■ EXERCISE PROMPT ■
Search the material for lines containing the word "true", and copy each one.

■ SUPPLIED MATERIAL ■

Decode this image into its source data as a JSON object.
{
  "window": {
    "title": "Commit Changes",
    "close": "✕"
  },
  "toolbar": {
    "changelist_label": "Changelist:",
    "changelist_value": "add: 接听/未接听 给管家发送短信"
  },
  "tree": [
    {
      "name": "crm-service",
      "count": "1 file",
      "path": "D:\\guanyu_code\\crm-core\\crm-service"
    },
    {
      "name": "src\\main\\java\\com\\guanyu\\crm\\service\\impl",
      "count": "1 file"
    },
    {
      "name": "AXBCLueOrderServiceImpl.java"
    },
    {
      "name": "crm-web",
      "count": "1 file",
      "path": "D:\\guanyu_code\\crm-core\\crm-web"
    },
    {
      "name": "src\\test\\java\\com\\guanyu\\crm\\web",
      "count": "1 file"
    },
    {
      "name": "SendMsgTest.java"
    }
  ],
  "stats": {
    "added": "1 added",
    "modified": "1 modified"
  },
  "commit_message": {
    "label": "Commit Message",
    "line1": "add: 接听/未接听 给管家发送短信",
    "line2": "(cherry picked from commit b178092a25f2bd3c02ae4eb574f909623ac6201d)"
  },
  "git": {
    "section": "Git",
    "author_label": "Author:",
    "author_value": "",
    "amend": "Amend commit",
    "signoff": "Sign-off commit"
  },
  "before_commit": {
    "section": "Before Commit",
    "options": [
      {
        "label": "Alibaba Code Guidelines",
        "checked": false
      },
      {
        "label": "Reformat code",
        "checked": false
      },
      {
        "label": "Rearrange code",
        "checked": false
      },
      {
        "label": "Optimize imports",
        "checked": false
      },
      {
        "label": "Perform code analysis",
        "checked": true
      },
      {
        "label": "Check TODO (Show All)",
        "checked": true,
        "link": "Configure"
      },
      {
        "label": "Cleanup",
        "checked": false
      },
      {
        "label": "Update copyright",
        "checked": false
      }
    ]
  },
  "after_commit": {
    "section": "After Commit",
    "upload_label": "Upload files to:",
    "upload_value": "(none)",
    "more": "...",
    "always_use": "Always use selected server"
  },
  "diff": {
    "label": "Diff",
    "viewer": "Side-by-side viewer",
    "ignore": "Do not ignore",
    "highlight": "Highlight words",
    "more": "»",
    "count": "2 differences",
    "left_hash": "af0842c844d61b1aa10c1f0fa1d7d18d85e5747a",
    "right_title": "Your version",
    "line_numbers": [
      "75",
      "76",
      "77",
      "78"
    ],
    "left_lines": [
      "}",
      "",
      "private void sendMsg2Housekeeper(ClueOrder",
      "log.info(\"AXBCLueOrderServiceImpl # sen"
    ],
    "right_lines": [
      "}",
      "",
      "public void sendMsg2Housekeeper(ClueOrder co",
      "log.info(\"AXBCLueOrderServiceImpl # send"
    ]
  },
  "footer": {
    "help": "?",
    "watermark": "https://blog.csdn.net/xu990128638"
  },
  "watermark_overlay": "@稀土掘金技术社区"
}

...

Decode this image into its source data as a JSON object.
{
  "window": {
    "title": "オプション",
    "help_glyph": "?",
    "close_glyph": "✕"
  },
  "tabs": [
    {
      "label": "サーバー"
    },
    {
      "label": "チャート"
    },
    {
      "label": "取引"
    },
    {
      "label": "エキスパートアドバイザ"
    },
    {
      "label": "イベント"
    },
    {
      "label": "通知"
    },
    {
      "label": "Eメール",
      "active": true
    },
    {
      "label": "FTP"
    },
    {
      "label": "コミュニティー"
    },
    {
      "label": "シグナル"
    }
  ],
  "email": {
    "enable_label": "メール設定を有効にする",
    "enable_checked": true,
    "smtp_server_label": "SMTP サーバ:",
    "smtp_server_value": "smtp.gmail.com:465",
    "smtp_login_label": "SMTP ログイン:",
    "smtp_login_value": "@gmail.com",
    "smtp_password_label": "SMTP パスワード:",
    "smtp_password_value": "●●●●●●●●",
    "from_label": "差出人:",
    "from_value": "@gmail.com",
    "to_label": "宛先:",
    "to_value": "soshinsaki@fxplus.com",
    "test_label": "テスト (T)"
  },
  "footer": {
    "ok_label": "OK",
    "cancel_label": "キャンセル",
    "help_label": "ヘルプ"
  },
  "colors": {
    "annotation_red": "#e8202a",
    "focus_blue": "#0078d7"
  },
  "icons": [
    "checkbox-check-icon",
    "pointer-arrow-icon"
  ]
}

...

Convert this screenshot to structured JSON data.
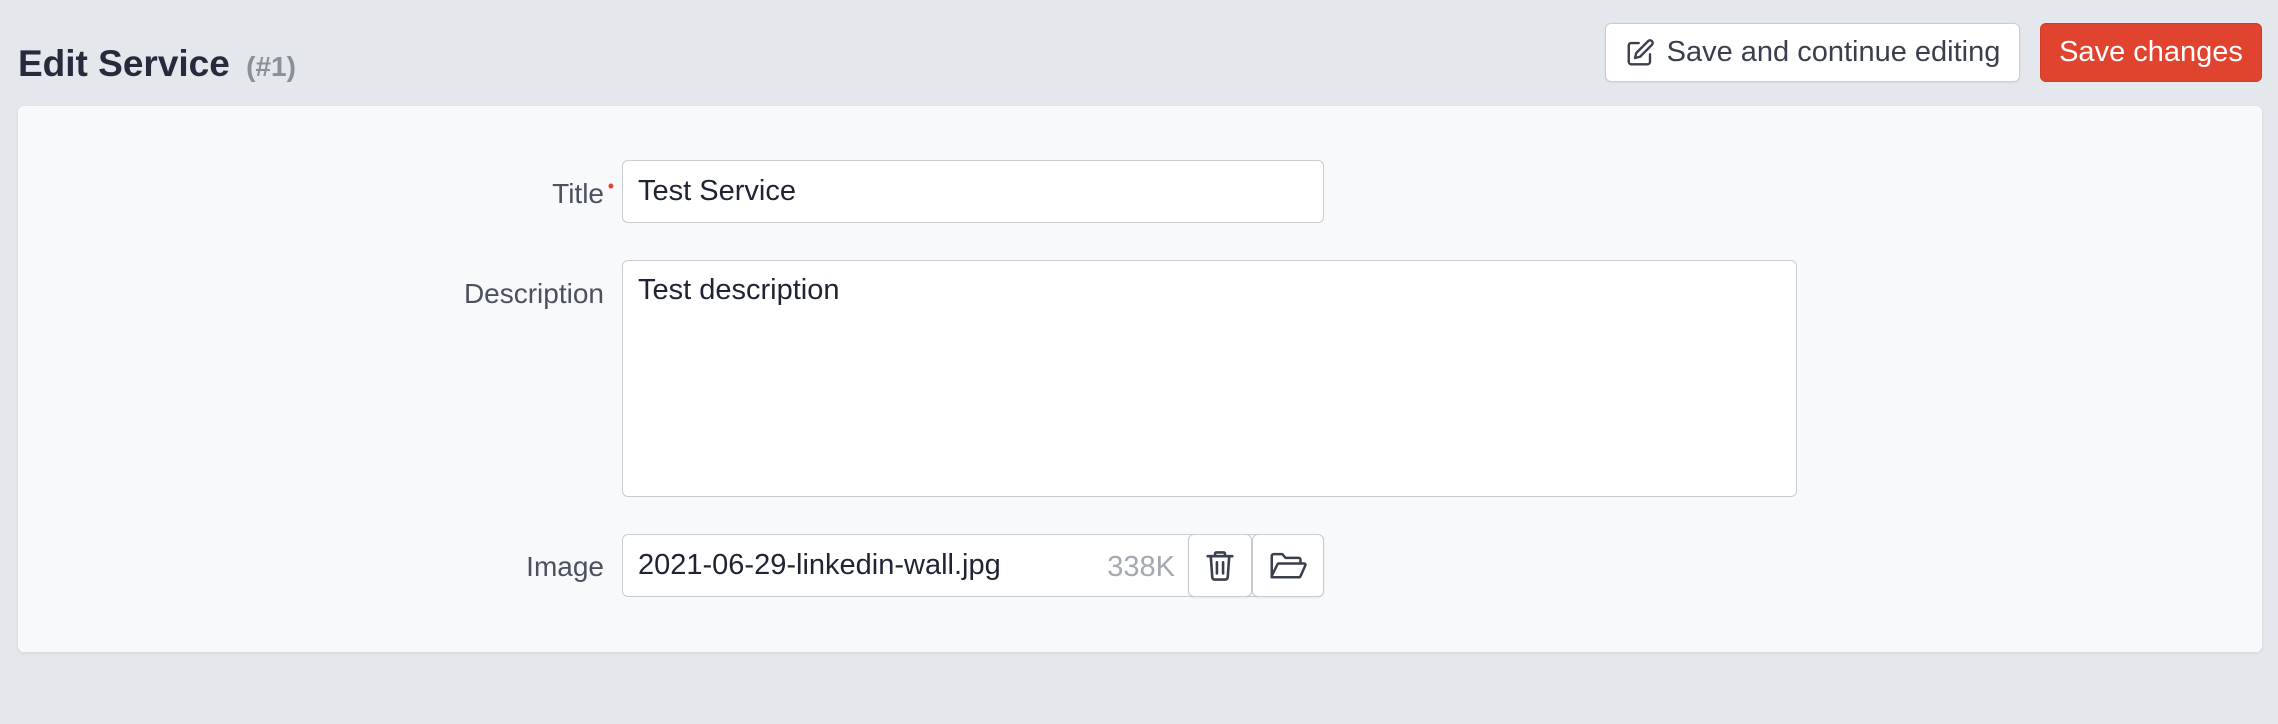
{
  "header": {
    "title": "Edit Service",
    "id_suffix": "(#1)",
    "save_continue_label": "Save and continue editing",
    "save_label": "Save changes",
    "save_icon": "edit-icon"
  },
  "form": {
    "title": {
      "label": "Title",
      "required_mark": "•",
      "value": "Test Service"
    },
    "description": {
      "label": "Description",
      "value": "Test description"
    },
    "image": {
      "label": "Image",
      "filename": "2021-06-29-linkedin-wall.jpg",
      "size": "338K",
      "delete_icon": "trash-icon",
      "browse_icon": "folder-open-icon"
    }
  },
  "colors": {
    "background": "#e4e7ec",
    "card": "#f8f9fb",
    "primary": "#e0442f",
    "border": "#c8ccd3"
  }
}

■ EXERCISE SOLUTION ■
        "checked": true
        "checked": true,
      "active": true
    "enable_checked": true,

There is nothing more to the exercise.